Maria Broom is a known quantity. She has appeared on the TV series “The Wire,” “The West Wing” and “The Corner” as well as CBS radio station WJZ News in Baltimore.
But the long-time Baltimore resident most cherishes a different audience: the young children and parents she runs into in public places who exclaim, “You’re from the Music Box Concerts!”
They are referring to concerts sponsored by the Baltimore Symphony Orchestra for babies and children, ages 6 months to 3 years, that Broom hosts. “We’ve learned how much music affects even babies,” she said.
The BSO launched the Music Box Concerts for a short run five years ago at The Music Center at Strathmore. They didn’t continue, in part because the formal venue seemed unsuited for such young audiences. Now the concerts are back again, but this time, they will take place at a new and more intimate venue: AMP by Strathmore.
“We’ve been doing these concerts in Baltimore (at Meyerhoff Hall) or much longer, and they’ve been very successful,” said Carole Wysocki, BSO’s Director of Education and Community Engagement. “We definitely saw a need in this area for introducing classical music to babies and young children and bringing more educational activities in general to the community.”
Broom, the original host of the concerts at The Music Center, returns to that role for every program, much to BSO’s delight, said Wysocki. “She’s engaging, and loves the children,” she pointed out. “And the orchestra is really terrific at sharing their love of music. They don’t talk down, and are down-to-earth and contagious.”
Broom is an old hand at interacting with young people, but of older vintage. She has been teaching storytelling and dance in the Baltimore School of the Arts’ theater department for 24 years.
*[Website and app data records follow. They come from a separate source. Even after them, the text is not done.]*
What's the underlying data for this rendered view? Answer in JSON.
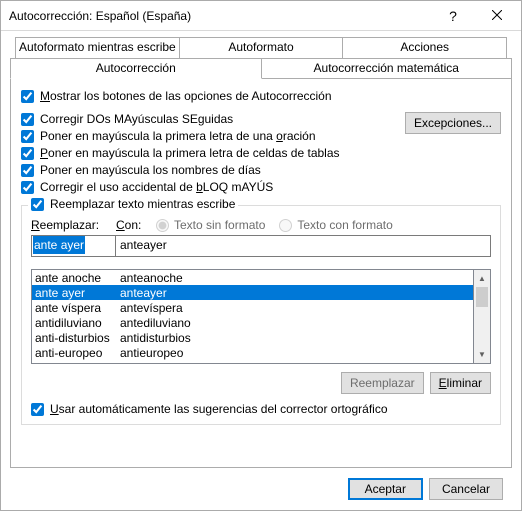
{
  "title": "Autocorrección: Español (España)",
  "tabs_row1": {
    "autoformat_type": "Autoformato mientras escribe",
    "autoformat": "Autoformato",
    "actions": "Acciones"
  },
  "tabs_row2": {
    "autocorrect": "Autocorrección",
    "math": "Autocorrección matemática"
  },
  "checks": {
    "show_buttons": "Mostrar los botones de las opciones de Autocorrección",
    "two_caps": "Corregir DOs MAyúsculas SEguidas",
    "first_sentence": "Poner en mayúscula la primera letra de una oración",
    "first_cell": "Poner en mayúscula la primera letra de celdas de tablas",
    "day_names": "Poner en mayúscula los nombres de días",
    "caps_lock": "Corregir el uso accidental de bLOQ mAYÚS"
  },
  "exceptions_btn": "Excepciones...",
  "replace_check": "Reemplazar texto mientras escribe",
  "col_replace_label": "Reemplazar:",
  "col_with_label": "Con:",
  "radio_plain": "Texto sin formato",
  "radio_format": "Texto con formato",
  "input_replace_value": "ante ayer",
  "input_with_value": "anteayer",
  "list": [
    {
      "from": "ante anoche",
      "to": "anteanoche"
    },
    {
      "from": "ante ayer",
      "to": "anteayer"
    },
    {
      "from": "ante víspera",
      "to": "antevíspera"
    },
    {
      "from": "antidiluviano",
      "to": "antediluviano"
    },
    {
      "from": "anti-disturbios",
      "to": "antidisturbios"
    },
    {
      "from": "anti-europeo",
      "to": "antieuropeo"
    }
  ],
  "selected_index": 1,
  "btn_replace": "Reemplazar",
  "btn_delete": "Eliminar",
  "use_suggestions": "Usar automáticamente las sugerencias del corrector ortográfico",
  "btn_ok": "Aceptar",
  "btn_cancel": "Cancelar"
}
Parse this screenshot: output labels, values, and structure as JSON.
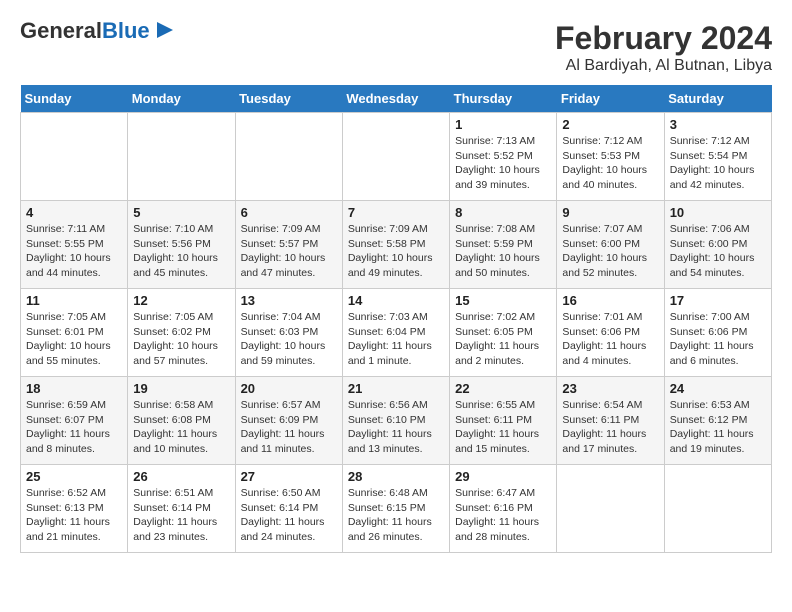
{
  "logo": {
    "text_general": "General",
    "text_blue": "Blue"
  },
  "title": "February 2024",
  "subtitle": "Al Bardiyah, Al Butnan, Libya",
  "headers": [
    "Sunday",
    "Monday",
    "Tuesday",
    "Wednesday",
    "Thursday",
    "Friday",
    "Saturday"
  ],
  "weeks": [
    [
      {
        "day": "",
        "info": ""
      },
      {
        "day": "",
        "info": ""
      },
      {
        "day": "",
        "info": ""
      },
      {
        "day": "",
        "info": ""
      },
      {
        "day": "1",
        "info": "Sunrise: 7:13 AM\nSunset: 5:52 PM\nDaylight: 10 hours\nand 39 minutes."
      },
      {
        "day": "2",
        "info": "Sunrise: 7:12 AM\nSunset: 5:53 PM\nDaylight: 10 hours\nand 40 minutes."
      },
      {
        "day": "3",
        "info": "Sunrise: 7:12 AM\nSunset: 5:54 PM\nDaylight: 10 hours\nand 42 minutes."
      }
    ],
    [
      {
        "day": "4",
        "info": "Sunrise: 7:11 AM\nSunset: 5:55 PM\nDaylight: 10 hours\nand 44 minutes."
      },
      {
        "day": "5",
        "info": "Sunrise: 7:10 AM\nSunset: 5:56 PM\nDaylight: 10 hours\nand 45 minutes."
      },
      {
        "day": "6",
        "info": "Sunrise: 7:09 AM\nSunset: 5:57 PM\nDaylight: 10 hours\nand 47 minutes."
      },
      {
        "day": "7",
        "info": "Sunrise: 7:09 AM\nSunset: 5:58 PM\nDaylight: 10 hours\nand 49 minutes."
      },
      {
        "day": "8",
        "info": "Sunrise: 7:08 AM\nSunset: 5:59 PM\nDaylight: 10 hours\nand 50 minutes."
      },
      {
        "day": "9",
        "info": "Sunrise: 7:07 AM\nSunset: 6:00 PM\nDaylight: 10 hours\nand 52 minutes."
      },
      {
        "day": "10",
        "info": "Sunrise: 7:06 AM\nSunset: 6:00 PM\nDaylight: 10 hours\nand 54 minutes."
      }
    ],
    [
      {
        "day": "11",
        "info": "Sunrise: 7:05 AM\nSunset: 6:01 PM\nDaylight: 10 hours\nand 55 minutes."
      },
      {
        "day": "12",
        "info": "Sunrise: 7:05 AM\nSunset: 6:02 PM\nDaylight: 10 hours\nand 57 minutes."
      },
      {
        "day": "13",
        "info": "Sunrise: 7:04 AM\nSunset: 6:03 PM\nDaylight: 10 hours\nand 59 minutes."
      },
      {
        "day": "14",
        "info": "Sunrise: 7:03 AM\nSunset: 6:04 PM\nDaylight: 11 hours\nand 1 minute."
      },
      {
        "day": "15",
        "info": "Sunrise: 7:02 AM\nSunset: 6:05 PM\nDaylight: 11 hours\nand 2 minutes."
      },
      {
        "day": "16",
        "info": "Sunrise: 7:01 AM\nSunset: 6:06 PM\nDaylight: 11 hours\nand 4 minutes."
      },
      {
        "day": "17",
        "info": "Sunrise: 7:00 AM\nSunset: 6:06 PM\nDaylight: 11 hours\nand 6 minutes."
      }
    ],
    [
      {
        "day": "18",
        "info": "Sunrise: 6:59 AM\nSunset: 6:07 PM\nDaylight: 11 hours\nand 8 minutes."
      },
      {
        "day": "19",
        "info": "Sunrise: 6:58 AM\nSunset: 6:08 PM\nDaylight: 11 hours\nand 10 minutes."
      },
      {
        "day": "20",
        "info": "Sunrise: 6:57 AM\nSunset: 6:09 PM\nDaylight: 11 hours\nand 11 minutes."
      },
      {
        "day": "21",
        "info": "Sunrise: 6:56 AM\nSunset: 6:10 PM\nDaylight: 11 hours\nand 13 minutes."
      },
      {
        "day": "22",
        "info": "Sunrise: 6:55 AM\nSunset: 6:11 PM\nDaylight: 11 hours\nand 15 minutes."
      },
      {
        "day": "23",
        "info": "Sunrise: 6:54 AM\nSunset: 6:11 PM\nDaylight: 11 hours\nand 17 minutes."
      },
      {
        "day": "24",
        "info": "Sunrise: 6:53 AM\nSunset: 6:12 PM\nDaylight: 11 hours\nand 19 minutes."
      }
    ],
    [
      {
        "day": "25",
        "info": "Sunrise: 6:52 AM\nSunset: 6:13 PM\nDaylight: 11 hours\nand 21 minutes."
      },
      {
        "day": "26",
        "info": "Sunrise: 6:51 AM\nSunset: 6:14 PM\nDaylight: 11 hours\nand 23 minutes."
      },
      {
        "day": "27",
        "info": "Sunrise: 6:50 AM\nSunset: 6:14 PM\nDaylight: 11 hours\nand 24 minutes."
      },
      {
        "day": "28",
        "info": "Sunrise: 6:48 AM\nSunset: 6:15 PM\nDaylight: 11 hours\nand 26 minutes."
      },
      {
        "day": "29",
        "info": "Sunrise: 6:47 AM\nSunset: 6:16 PM\nDaylight: 11 hours\nand 28 minutes."
      },
      {
        "day": "",
        "info": ""
      },
      {
        "day": "",
        "info": ""
      }
    ]
  ]
}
All the concerts have themes, with topics that would interest and delight young children, said Broom. A recent one was called “Bugs.” Each concert highlights a section of the orchestra.
“All Aboard” is the theme for the Feb. 16 season-opening concert that “explores the excitement of traveling to new places,” she added. The BSO Quintet — consisting of flute, oboe, clarinet, bassoon and horn players — will perform.
“We’re collaborating with Levine Music First — the music school’s early-childhood program — for the first time,” Wysocki noted. Thirty minutes prior to each concert, Levine will present “musical, creative and fun interactive activities for children and the adults accompanying them.”
Each 30-minute concert features a small ensemble of BSO musicians performing classical works and children’s songs — two minutes long — which might include “Twinkle, Twinkle, Little Star” or the “Wheels on the Bus.” The concert always opens with “Good Morning to You.”
But if the melodies are familiar, the words of the children’s songs may be different. “We take the songs and create words that fit the theme of each concert,” said Broom. ‘We love doing it — all those little people with their big eyes. Even if they can’t repeat everything, they feel the music.”
Sometimes, the result is immediate and concrete: the young children “sway, tap and even dance,” Broom said.
The one “limitation” is that the concerts don’t exactly parallel “a petting zoo,” said Wysocki. “Children can put their hands in sensory bins to get a sense of the instruments, but can’t touch all the instruments — the violin, for example. The featured BSO players can demonstrate them.
Pairing classical pieces and children’s songs is itself a creative process. In the “Bug” program, for example the orchestra played classical composer Rimsky-Korsakov’s “The Flight of the Bumblebees” along with the “Itsy, Bitsy Spider.”
In addition to the music, Broom talks to the audience –sometimes with amusing results. She recalled telling the children that a classical Hungarian pieces “makes you want to dance. So many children came up to do that that some couldn’t find their way back to their parents. At the next piece, one little girl came up (to dance again), and her mother kept trying to pull her back.”
Still, said Broom, considering the age of these children, there’s “very little running around or crying.” She helps the children focus by always wearing “something colorful” and bringing along a huge rag doll.
“The Music Box series helps children develop musicality, creativity and coordination,” Wysocki said. “It’s a wonderful way for parents to share the joy of music with their very young children. Everyone goes away humming and smiling.”
The opening Music Box Concert will begin at 10 and 11:30 a.m. on Saturday, Feb. 16, at AMP by Strathmore, 11810 Grand Park Ave., 4th floor, North Bethesda. Tickets are $12 per person, adults and children. For tickets and more information, visit www.bsomusic.org or www.ampbystrathmore.com or call 301-581-5100.